The Yahapalana Government completed four years on 8 January this year. The four-year journey was a rough ride with a clear rift between the President and the UNP; the ruling party. The Government continues to face severe criticism from both inside and outside.
Prior to any comment on the economic performance, it would be necessary to understand the key policy differences of the two administrations, prior to and post January 2015. The UPFA Government led by the former President was believed to be influenced by the left-wing thinking and rely on strong government for running the economy.
Economic policy prior to 2015
Economic growth in post war era from 2009-2012 was markedly higher, largely due to rebuilding of infrastructure and economic integration of north and east after the completion war in 2009. The economic policy was more inward-looking. The economic growth primarily derived from the domestic economy, through large infrastructure spending, funded by the foreign loans obtained by the Government.
Except the promotion of tourism sector, industrial production and export sector were neglected. As a result, export share of the Gross Domestic Product (GDP) took notable downward trajectory over the years. The economic growth increased disposable income (evidenced by the growth of per capita income) of the people and the miniscule export earnings were quite insufficient to meet import demand for the manufactured goods.
The domestic business sector influenced the Government to protect domestic industries, largely monopolistic or oligopolistic in nature, via trade barriers making them less competitive internationally. From the fiscal side, public debt increased at a rapid phase since the Government borrowed funds for large infrastructure spending.
To meet ever raising foreign debt financing commitments, the Government turned towards short-term interest arbitrage funds, known as hot money which was readily available at that time due to the ultralow interest rate regime prevailed in the west. The Government allowed hot money into LKR denominated Government securities. By the end of 2014, this accounted for $ 3.5 b, compared to official foreign reserves of $ 8.2 b. However, there was no strategy to refinance the gap when that hot money leaves the country.
Financing massive Government expenditure
The economic policy of the Yahapalana Government was not vastly different. The Government had to find financing to fund popular and profligate election promises, such as massive Rs. 10,000 pay hike to nearly 1.3 million State sector employees. By 2015, debt service commitments of many loans, obtained by previous administration for infrastructure spending, were due for repayment. Since the returns of those projects were not sufficient to finance debt service commitments, additional funding was required. Expansion in the budget deficit was inevitable.
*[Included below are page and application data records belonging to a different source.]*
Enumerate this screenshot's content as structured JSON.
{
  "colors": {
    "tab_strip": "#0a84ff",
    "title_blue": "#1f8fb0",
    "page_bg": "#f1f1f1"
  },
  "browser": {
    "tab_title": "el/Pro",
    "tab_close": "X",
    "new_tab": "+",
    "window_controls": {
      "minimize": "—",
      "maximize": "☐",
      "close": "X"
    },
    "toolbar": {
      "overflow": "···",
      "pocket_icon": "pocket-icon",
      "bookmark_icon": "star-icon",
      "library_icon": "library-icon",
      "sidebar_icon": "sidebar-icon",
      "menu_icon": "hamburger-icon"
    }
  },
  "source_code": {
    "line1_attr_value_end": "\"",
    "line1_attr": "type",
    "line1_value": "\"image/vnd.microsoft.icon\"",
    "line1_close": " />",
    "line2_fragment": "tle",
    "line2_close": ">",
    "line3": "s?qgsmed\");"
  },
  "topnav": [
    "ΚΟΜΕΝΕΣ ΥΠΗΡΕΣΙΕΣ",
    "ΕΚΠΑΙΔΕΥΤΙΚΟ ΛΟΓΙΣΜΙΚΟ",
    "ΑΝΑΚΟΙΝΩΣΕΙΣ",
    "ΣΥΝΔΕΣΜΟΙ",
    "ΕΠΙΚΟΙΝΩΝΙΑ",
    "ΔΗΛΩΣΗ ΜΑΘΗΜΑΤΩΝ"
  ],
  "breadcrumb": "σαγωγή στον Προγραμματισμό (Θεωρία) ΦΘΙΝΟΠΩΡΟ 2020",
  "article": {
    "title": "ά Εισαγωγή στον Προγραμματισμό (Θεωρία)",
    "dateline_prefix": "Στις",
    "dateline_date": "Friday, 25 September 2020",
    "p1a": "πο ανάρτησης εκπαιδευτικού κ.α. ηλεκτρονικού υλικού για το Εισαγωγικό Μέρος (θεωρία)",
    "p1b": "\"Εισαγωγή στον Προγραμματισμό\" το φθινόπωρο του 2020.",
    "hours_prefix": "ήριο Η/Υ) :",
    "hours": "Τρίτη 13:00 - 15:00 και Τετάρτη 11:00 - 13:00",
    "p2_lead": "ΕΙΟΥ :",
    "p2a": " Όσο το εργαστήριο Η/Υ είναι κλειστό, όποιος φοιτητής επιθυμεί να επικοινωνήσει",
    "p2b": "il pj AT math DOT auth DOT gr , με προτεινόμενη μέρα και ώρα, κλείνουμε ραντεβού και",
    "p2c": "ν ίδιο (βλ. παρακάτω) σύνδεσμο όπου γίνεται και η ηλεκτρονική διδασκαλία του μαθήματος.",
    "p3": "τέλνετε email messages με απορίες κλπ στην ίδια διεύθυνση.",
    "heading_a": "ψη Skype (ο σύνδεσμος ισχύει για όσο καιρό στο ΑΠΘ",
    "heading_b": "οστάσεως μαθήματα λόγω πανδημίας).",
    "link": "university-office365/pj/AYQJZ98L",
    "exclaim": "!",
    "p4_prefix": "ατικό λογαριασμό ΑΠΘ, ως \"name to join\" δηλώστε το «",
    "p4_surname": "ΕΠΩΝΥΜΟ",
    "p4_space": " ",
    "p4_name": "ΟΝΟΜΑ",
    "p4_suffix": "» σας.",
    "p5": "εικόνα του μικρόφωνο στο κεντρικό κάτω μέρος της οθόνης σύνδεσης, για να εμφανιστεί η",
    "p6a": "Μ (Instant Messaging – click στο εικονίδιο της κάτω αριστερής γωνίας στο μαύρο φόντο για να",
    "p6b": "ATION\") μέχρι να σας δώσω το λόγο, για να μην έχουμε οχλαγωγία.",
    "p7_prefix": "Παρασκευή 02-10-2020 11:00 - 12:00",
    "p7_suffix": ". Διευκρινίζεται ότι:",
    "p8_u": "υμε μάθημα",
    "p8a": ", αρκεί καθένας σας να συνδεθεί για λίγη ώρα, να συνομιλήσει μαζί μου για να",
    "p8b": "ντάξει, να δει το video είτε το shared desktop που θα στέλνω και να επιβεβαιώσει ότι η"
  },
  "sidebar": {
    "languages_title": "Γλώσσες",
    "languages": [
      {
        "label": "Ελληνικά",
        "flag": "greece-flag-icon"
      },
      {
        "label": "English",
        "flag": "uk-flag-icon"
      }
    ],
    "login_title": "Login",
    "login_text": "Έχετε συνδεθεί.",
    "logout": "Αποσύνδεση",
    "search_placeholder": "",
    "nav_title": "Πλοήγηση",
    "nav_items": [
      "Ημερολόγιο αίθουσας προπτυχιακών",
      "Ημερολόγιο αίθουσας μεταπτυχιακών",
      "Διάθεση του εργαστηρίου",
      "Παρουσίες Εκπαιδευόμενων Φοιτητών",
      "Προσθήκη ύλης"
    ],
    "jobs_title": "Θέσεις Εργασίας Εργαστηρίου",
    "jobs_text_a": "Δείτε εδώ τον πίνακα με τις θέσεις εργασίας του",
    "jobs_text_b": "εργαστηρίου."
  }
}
The Finance Minister vigorously followed up and made strenuous effort to improve the revenue collection process. As a result, the Government was able to increase the Government revenue to marginalise the effect of highest-ever increase in the Government expenditure in the recent history. By that time, the Finance Minister was virtually handicapped without the required institutional setup, which usually comes under the Ministry.
To his credit, with only three main institutions under his purview, he was successful in increasing the Government revenue by 21% and 16% during 2015 and 2016 respectively. This effort bucked the declining trend observed in Government revenue during the previous decade. After 10 years, the Finance Ministry was able to increase Government revenue as a percentage of GDP. The Finance Minister, for his exertion to establish fiscal consolidation via raising revenue, was recognised as the Best Finance Minister of the Asia Pacific region by financial magazine The Banker.
Apart from the fiscal consolidation initiatives and certain fiscal reforms agreed with the IMF, the Government failed to undertake necessary economic reforms. The external pressure continues with the exit strategy of the Fed, central bank of the USA. The economic growth virtually came to halt while regional peers were growing at rate of 5-7% range. There was a slight pickup in exports towards latter part, but no clear strategy in making the country competitive in international market. Our export remain highly concentrated and yet no visible effort is made in diversifying the export base.
There were two finance ministers during the four-year period compared to one finance minister during the 10 years prior to 2015. One finance minister was only the minister in charge of revenue collection, however, lately the current minister received all institutions which typically come under the Ministry.
The institutional set up and the public officials remained unchanged. The marked difference was the panel of key policymakers and advisors of the Government (not referring to present advisors of the Finance Ministry). Key economic policymakers of the previous regime ware pragmatic and practical though they never intervened to change the left centric economic views of the former President. In contracts, the advisors of the present Government are textbook style and lack comprehension. As a result, the Prime Minister continues to make economic policy announcements one after the other without serious action plans behind them for better execution.
Contrary to popular belief that the economy is handled by the Finance Ministry, the Government chooses the economic policy while the Finance Ministry plays a lead role in policy formulation and implementation. Apart from fiscal consolidation efforts during the first few years, no serious efforts are taken in respect of necessary economic reforms required to take the country forward.
The economic outlook is bleak given the tough external environment and weakening growth prospectus. The Government may not be able to undertake any serious economic reform this year too due to the preparation for the forthcoming presidential election in the latter part of this year.
(The writer is a CFA charterholder; capital market practitioner and Certified FRM. The views and opinions expressed in this article are those of the writer and do not necessarily reflect the official policy or position of any institution.)